Task statement — What is the number of lines in the listing below that contain the string "title"? Give that number only.

Source records Start Marker

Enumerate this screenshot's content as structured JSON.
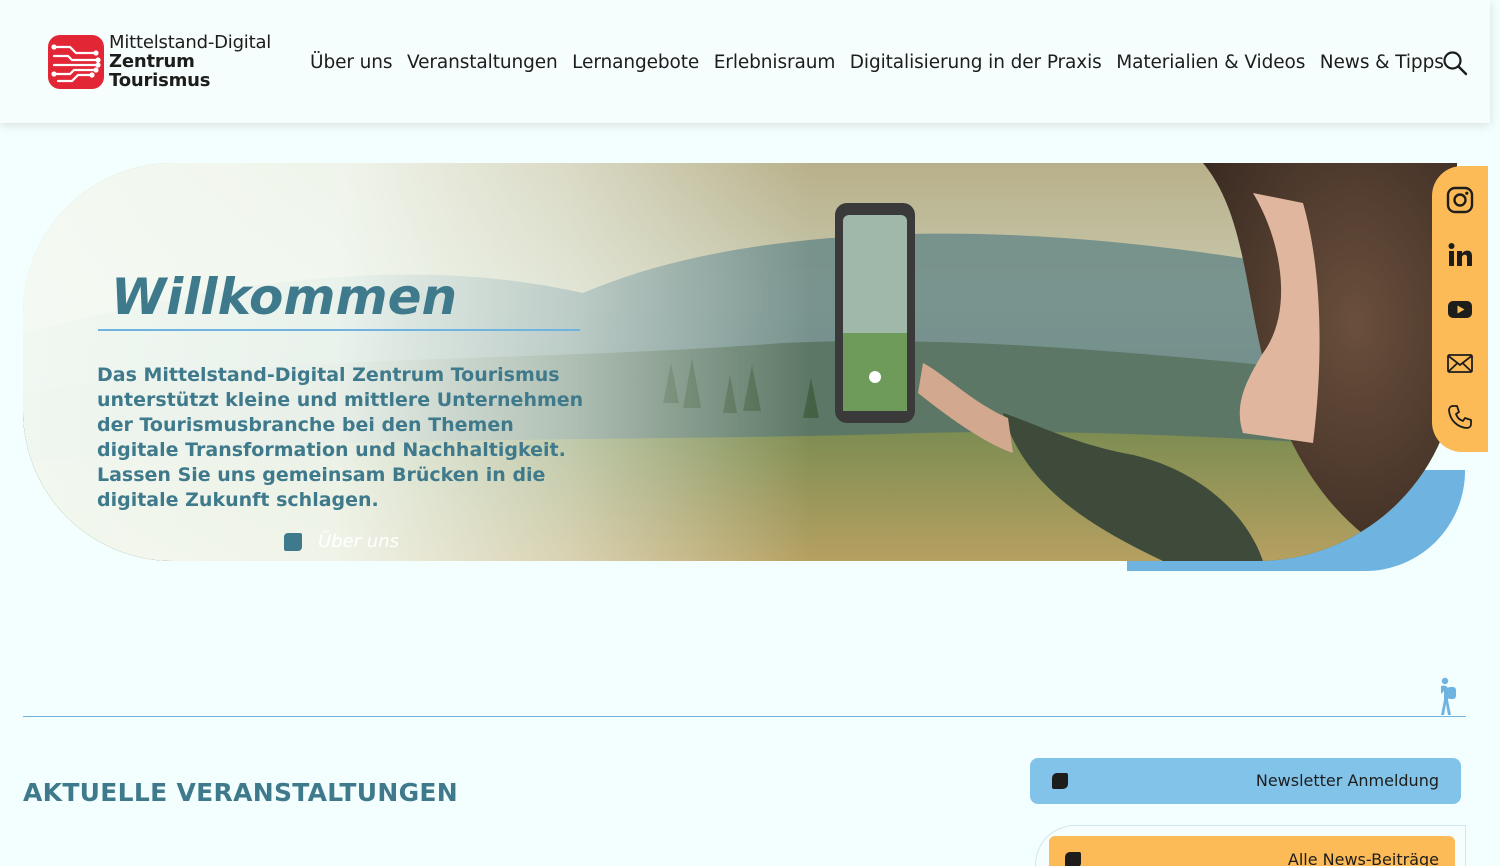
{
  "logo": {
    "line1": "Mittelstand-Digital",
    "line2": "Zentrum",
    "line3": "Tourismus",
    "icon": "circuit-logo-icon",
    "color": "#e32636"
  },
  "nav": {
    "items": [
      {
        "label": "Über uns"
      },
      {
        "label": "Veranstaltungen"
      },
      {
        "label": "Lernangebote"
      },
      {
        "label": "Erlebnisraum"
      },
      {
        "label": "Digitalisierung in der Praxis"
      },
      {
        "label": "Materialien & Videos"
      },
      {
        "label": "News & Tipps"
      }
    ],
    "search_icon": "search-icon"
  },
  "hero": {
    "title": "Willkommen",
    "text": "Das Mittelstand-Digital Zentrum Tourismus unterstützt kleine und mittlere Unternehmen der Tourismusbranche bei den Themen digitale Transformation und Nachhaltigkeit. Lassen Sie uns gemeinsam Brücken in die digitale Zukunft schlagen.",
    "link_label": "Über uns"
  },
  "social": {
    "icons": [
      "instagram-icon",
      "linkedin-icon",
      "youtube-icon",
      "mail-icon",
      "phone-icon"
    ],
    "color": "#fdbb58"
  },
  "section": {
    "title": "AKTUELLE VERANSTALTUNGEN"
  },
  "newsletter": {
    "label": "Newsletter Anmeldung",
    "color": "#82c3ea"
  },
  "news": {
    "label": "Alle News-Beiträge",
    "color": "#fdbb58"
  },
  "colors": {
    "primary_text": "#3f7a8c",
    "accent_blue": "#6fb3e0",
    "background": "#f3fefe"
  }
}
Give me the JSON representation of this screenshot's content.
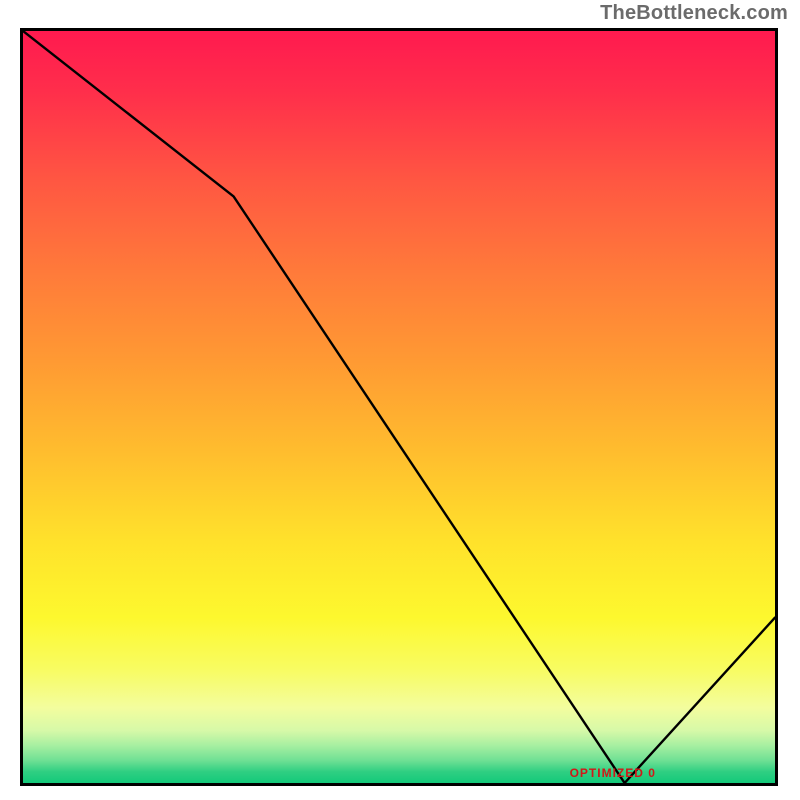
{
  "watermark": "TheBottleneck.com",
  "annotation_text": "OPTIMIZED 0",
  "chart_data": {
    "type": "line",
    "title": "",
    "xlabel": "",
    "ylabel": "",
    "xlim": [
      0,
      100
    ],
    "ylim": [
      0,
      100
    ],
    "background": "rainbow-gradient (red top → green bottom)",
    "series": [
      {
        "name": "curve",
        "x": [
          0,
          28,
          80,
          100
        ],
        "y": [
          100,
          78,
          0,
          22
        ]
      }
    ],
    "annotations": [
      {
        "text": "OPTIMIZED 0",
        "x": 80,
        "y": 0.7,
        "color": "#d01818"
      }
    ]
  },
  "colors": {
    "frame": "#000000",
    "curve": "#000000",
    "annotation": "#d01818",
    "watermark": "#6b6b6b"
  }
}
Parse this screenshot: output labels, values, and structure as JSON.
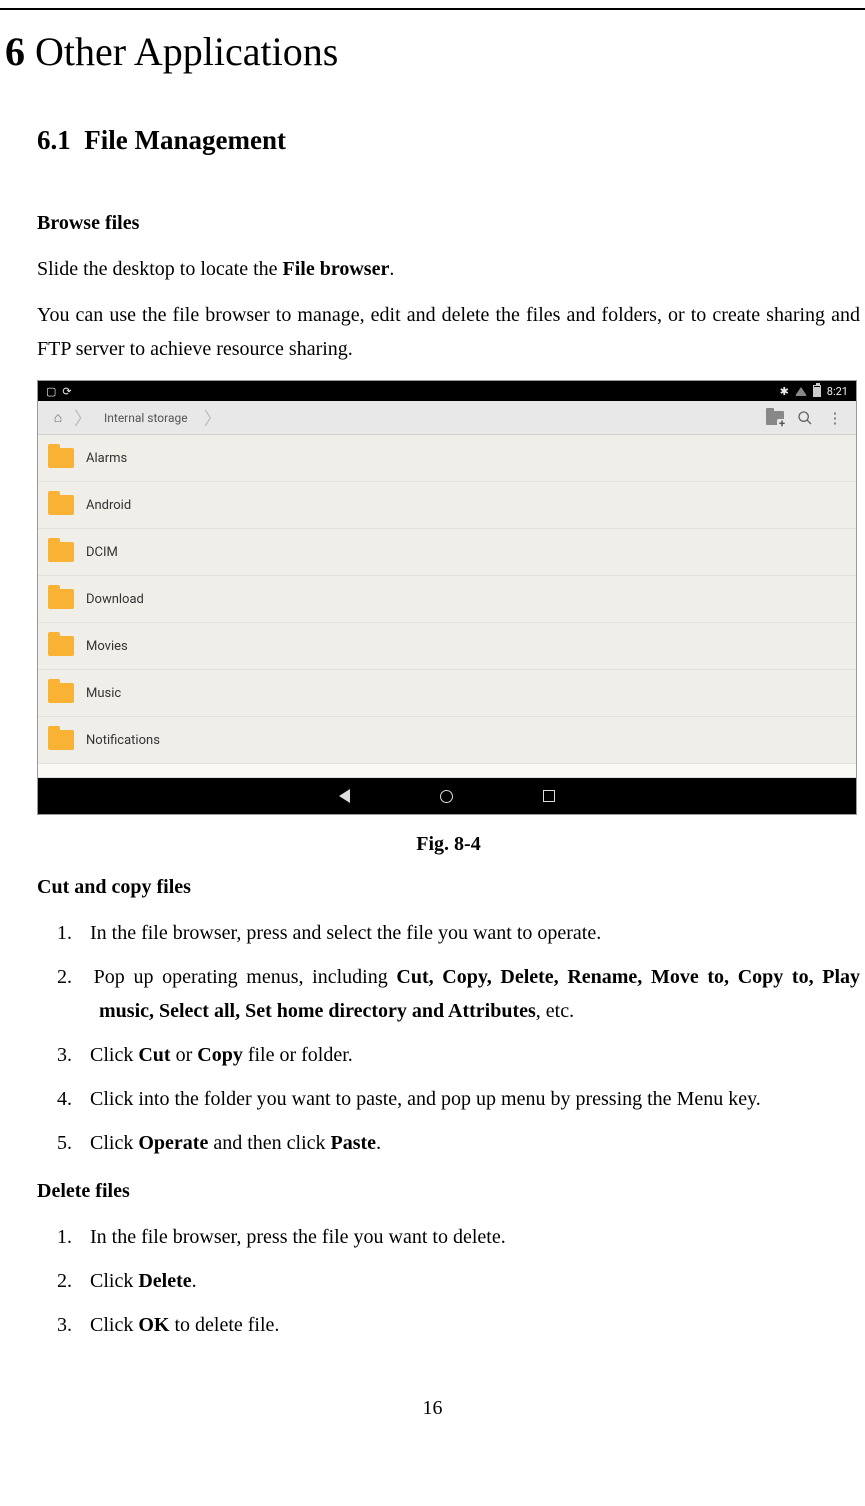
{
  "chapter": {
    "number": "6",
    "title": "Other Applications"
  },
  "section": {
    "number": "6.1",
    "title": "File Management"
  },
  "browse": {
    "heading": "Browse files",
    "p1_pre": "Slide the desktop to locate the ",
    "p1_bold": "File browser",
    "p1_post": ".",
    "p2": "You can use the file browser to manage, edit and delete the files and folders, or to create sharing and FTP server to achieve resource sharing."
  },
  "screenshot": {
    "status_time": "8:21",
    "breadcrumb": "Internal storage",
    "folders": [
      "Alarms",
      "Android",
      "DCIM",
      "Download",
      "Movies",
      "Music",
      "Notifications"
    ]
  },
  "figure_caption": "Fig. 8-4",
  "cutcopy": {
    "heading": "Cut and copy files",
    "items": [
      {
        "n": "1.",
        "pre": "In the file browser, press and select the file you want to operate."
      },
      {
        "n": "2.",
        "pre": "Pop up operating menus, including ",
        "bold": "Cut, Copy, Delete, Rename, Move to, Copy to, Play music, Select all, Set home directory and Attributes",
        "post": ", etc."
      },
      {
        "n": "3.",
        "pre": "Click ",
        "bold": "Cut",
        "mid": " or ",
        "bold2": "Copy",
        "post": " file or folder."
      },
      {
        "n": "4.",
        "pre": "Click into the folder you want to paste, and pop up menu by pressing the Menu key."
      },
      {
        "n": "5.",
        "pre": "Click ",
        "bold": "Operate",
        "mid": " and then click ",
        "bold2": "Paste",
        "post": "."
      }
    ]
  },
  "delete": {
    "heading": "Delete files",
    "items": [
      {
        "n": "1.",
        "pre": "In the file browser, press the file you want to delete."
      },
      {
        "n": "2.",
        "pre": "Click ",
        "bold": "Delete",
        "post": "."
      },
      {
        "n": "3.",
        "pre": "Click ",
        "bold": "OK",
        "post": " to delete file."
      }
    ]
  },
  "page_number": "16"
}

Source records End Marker

Exercise solution — 5